This week, the federal government’s Affordable Connectivity Program (ACP) announced a new milestone. Launched nearly two years ago, it has now connected more than 20 million households to the Internet. This is a remarkable achievement and we at Comcast are proud to participate in the program. The ACP provides families with a $30/month benefit, $75/month on Tribal lands, toward their Internet bill.

When applied to Comcast’s Internet Essentials or Internet Essentials Plus tiers, it makes connectivity to the Internet effectively free. However, we still face the challenge of getting millions more ACP-eligible households to enroll. Great progress is being made to close the digital divide, but too many families, in communities across the nation, have yet to take advantage of this once-in-a-generation opportunity.

Since day one, Comcast has been working to raise awareness about the ACP, and we are investing in hundreds of non-profit partners because closing that divide cannot be achieved without collaboration. For this reason, we are supporting Digital Navigators – people who teach digital skills at the neighborhood level – because we know they are key to the trust-building necessary for success.

A great example of that kind of partnership is our commitment as a founding partner of the Online For All campaign with Civic Nation and the U.S. Department of Education. Together with other companies and the federal government, this coalition is working aggressively to enroll even more eligible Americans in the ACP.

From our headquarters in Philadelphia, to Houston, Portland,  Atlanta, and beyond, I have personally met with dozens and dozens of parents, students, seniors, veterans, and entrepreneurs who have had their lives transformed by an Internet connection, especially one that is home-based.

A high school student who found scholarships to pay for college. A single mother who completed a job training program. A senior who now schedules her own telemedicine appointments from the comfort of home.

What do these three people have in common? They were all connected to the Internet because of the ACP. Here are their stories:

Llulisa – Philadelphia, PA

As a high-school student who was not connected to the Internet at home, Llulisa had to get to school early or stay late to use the WiFi to do her homework. During the pandemic, she worried she might not be able to stay on track and keep her grades up so she could apply to college. Fortunately, Llulisa’s brother heard about Comcast’s Internet Essentials program at a local community center and helped their mom sign up for Internet service at home. The family has since enrolled in the ACP and their home Internet service is now fully covered by the benefit. Today, Llulisa is proud to be the first person in her family to go to college, and she is well on her way to fulfilling her dream of becoming an immigration lawyer.

Alisha – Eastern Shore, MD
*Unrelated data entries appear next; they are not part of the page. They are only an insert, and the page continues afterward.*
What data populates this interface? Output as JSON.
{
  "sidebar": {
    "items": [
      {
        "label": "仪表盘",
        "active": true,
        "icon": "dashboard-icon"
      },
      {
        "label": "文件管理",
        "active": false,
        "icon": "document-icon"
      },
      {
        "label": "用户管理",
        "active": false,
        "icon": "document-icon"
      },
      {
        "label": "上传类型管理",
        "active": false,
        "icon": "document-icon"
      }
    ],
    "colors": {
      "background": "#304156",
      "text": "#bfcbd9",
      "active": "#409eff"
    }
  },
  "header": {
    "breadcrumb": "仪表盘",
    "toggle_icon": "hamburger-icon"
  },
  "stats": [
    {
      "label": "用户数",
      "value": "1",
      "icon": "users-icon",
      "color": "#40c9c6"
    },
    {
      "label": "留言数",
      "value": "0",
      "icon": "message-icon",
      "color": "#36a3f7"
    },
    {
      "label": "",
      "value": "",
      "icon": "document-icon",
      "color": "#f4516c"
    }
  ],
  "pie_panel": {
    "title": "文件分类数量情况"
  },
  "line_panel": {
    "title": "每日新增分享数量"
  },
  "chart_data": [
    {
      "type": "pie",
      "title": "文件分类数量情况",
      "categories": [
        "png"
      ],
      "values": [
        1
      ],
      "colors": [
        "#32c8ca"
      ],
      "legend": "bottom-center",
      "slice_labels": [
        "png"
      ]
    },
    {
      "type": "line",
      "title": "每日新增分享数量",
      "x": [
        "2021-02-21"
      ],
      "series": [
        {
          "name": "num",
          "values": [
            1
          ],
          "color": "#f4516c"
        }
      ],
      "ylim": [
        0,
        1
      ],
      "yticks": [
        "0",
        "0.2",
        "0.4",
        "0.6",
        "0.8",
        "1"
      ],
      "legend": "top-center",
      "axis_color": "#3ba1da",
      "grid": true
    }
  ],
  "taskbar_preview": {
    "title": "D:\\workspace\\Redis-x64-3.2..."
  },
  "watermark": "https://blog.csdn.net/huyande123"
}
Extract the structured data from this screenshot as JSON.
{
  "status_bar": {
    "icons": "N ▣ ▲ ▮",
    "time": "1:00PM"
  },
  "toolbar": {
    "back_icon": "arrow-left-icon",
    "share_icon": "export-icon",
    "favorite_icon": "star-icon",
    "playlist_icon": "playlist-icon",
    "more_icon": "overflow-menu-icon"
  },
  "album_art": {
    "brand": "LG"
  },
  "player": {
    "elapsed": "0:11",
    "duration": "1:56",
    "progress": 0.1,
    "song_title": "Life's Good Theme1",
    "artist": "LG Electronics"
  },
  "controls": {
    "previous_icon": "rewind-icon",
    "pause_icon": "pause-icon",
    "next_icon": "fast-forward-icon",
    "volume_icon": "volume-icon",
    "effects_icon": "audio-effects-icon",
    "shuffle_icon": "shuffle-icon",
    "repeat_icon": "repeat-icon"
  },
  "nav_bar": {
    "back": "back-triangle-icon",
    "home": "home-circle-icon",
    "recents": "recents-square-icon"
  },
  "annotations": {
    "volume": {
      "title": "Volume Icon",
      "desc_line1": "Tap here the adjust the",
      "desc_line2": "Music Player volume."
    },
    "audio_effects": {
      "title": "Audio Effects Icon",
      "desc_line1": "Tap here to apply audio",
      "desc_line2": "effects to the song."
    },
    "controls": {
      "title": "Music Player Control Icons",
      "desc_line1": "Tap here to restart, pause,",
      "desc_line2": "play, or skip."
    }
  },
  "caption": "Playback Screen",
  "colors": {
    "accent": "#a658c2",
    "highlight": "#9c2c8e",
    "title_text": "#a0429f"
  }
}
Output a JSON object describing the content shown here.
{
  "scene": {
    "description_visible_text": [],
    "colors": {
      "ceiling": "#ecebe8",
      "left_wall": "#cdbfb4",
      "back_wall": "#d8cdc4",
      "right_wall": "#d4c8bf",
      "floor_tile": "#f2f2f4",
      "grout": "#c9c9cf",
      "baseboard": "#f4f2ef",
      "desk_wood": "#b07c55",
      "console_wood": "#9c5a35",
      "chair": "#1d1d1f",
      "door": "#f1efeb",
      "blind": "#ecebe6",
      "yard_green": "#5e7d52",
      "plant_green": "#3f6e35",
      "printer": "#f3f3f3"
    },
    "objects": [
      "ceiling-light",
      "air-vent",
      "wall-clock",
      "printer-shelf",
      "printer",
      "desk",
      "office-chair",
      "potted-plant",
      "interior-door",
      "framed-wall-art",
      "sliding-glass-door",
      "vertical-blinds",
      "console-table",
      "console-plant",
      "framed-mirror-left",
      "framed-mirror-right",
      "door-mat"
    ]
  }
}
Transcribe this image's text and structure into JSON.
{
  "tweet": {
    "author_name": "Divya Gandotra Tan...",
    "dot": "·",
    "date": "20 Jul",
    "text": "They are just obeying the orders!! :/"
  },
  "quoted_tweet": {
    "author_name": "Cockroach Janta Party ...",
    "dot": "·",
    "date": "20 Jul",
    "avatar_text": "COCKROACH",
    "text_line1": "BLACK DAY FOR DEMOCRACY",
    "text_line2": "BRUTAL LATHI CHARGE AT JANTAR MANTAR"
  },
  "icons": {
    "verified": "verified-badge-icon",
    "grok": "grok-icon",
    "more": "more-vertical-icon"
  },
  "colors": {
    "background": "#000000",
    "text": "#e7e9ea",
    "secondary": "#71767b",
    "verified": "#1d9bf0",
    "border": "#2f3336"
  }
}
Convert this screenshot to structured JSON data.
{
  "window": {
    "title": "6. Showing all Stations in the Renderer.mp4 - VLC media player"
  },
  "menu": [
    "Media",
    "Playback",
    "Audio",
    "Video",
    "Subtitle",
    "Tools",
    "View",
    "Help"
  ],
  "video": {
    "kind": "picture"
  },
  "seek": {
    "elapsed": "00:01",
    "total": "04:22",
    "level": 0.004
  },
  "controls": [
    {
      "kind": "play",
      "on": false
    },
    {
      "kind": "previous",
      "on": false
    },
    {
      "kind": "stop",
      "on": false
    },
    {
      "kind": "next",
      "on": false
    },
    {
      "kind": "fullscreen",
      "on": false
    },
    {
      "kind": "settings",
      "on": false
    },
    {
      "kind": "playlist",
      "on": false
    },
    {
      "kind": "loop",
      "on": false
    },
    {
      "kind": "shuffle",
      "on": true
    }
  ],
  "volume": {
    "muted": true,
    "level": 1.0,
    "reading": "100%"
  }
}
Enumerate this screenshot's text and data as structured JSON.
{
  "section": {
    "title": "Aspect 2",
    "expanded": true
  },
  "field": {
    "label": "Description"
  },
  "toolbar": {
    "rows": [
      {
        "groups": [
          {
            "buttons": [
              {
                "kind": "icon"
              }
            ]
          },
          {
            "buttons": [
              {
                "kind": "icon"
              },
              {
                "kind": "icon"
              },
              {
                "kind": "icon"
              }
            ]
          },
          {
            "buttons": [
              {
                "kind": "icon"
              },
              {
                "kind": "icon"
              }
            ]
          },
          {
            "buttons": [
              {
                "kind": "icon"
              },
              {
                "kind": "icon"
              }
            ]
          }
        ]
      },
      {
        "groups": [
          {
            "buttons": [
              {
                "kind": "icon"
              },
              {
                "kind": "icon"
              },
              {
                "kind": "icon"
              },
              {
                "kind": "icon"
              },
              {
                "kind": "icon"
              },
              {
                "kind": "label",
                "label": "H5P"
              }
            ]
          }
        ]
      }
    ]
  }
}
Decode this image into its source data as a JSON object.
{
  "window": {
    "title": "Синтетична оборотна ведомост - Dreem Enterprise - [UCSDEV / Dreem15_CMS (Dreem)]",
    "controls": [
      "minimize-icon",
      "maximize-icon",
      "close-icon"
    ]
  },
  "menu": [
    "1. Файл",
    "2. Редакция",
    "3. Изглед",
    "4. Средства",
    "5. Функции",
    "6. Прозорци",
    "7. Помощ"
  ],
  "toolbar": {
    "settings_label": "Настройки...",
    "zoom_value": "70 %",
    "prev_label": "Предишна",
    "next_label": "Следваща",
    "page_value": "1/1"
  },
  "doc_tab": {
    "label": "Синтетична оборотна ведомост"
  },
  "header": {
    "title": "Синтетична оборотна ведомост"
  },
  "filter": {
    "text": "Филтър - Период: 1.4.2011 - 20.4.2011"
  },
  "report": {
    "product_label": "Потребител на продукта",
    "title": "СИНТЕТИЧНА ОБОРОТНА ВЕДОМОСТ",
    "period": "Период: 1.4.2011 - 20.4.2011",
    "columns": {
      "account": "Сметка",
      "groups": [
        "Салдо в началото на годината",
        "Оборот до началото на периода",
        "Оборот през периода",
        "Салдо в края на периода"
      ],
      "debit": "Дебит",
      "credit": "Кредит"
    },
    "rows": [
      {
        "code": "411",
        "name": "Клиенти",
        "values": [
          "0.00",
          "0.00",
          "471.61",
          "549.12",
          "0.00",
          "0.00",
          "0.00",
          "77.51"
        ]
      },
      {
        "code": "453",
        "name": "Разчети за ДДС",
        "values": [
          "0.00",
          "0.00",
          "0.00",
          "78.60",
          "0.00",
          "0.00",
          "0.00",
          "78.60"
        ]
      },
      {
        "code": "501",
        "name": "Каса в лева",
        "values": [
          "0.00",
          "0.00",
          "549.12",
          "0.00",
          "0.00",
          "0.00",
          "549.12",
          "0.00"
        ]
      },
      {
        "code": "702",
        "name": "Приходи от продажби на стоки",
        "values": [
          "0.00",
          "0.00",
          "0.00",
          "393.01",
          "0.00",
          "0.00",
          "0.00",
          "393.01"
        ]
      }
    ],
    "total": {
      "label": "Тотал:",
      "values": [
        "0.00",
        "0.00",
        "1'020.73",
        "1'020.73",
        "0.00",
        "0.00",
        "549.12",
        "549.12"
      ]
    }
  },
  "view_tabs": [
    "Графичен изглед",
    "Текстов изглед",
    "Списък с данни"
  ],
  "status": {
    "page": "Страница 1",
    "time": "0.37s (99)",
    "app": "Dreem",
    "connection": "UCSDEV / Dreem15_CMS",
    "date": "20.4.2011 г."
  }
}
As a single mother of two children, Alisha is not only using the Internet to help her sons with schoolwork and college applications, but she’s also using it to pursue her own career growth. Alisha recently completed a healthcare certification course with our partners at Goodwill, in part by using her home Internet connection. Alisha credits the ACP with helping her more effectively juggle raising her children, working, and volunteering in her local community. Not only has the ACP benefited her, but it also helped her son, who is now enrolled at Delaware State University. In her words, “the Internet is as essential as the air we breathe.” Having it at home has helped make a big difference for her and her family.

Gayla – Houston, TX

During a holiday event in Houston, Gayla received a free laptop from Comcast. Instead of keeping it for herself, however, she gave it to her 87-year-old mother and helped her enroll in the ACP. With her new computer and Internet connection, Gayla’s mother can now participate in telemedicine appointments without having to spend hours navigating public transportation to get across town and back. In addition, she can stay in better contact with friends and family from the comfort of her home, which brings her joy every day.

These three individuals are just a few of the millions of students, families, and others who have been positively impacted by the ACP. Whether it’s improving economic mobility through education, accessing telehealth and telemedicine, or simply enjoying all the news, weather, and entertainment the Internet puts at our fingertips, it’s undeniable that having the Internet at home, a computer, and the skills to use it are truly life changing.

Unfortunately, the success of the ACP is causing an emerging dilemma. The $14 billion allocated to the FCC to provide vouchers to eligible households is likely to be exhausted early next year. Congress and the Biden Administration must work together to ensure that the ACP is fully funded – so Llulisa, Alisha, Gayla, and tens of millions of Americans aren’t left without affordable Internet when the initial allocation of funding for the program is runs out.

As FCC Chairwoman Jessica Rosenworcel said today, “We’ve made too much progress in helping families get online to turn back now.”

Broderick D. Johnson is Executive Vice President, Public Policy and Executive Vice President, Digital Equity for Comcast Corporation.